Many geologists remained sceptical of the crater’s meteoritic origins until as late as the 1950s, even though its cause had been championed by the likes of Professor Herman Leroy Fairchild, an early promoter of the idea of meteorite impact cratering. It was not until 1960 that the infamous Eugene M. Shoemaker (of comet fame) would confirm Barringer’s conviction that the crater was meteoric in origin. In the end, the presence of the minerals coesite and stishovite, rare dense forms of silica found only where quartz-bearing rocks have been severely shocked by a large meteorite impact, was what won the argument – volcanoes were unable to create these minerals.

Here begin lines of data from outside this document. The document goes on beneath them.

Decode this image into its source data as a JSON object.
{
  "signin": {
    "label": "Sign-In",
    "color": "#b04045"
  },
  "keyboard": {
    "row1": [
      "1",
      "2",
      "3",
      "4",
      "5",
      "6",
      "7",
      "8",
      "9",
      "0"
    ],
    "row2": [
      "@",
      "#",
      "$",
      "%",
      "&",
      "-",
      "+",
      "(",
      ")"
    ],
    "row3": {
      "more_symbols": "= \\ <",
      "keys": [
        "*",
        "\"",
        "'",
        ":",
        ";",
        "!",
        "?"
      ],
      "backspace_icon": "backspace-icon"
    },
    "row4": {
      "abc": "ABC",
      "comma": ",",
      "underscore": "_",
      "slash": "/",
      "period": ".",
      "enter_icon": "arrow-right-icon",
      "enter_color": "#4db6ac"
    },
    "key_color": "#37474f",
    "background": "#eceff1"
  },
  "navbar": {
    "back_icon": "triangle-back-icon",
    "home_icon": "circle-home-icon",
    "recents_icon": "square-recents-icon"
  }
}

Shoemaker’s discovery caused a sensation in the geological world, as it was the first definitive proof of an extraterrestrial impact on the Earth’s surface. Since then, numerous impact craters have been identified around the world. In fact, the second suspected meteor crater was recognised in 1926, 21 years after Meteor Crater, in Odessa, Texas.

Today, there are 175 known meteor scars on Earth, but Meteor Crater is one of the most famous and most easy to visit. The dry climate that reigns over this region has also caused little erosion. Travel guides to Arizona highlight Meteor Crater, but don’t list it as a must. Instead, they argue that the Grand Canyon and Monument Valley are far more important to your visual sense than Meteor Crater. Though they are right, they also miss the point: Meteor Crater is literally on par with the biblical warnings that God could strike whomever down – Sodom and Gomorrah for example – in an instance. Meteor Crater proves you don’t need God’s wrath to create instant death; sheer coincidence will be able to achieve just that, just as well.

This article appeared in Atlantis Rising, Issue 78 (November - December 2009).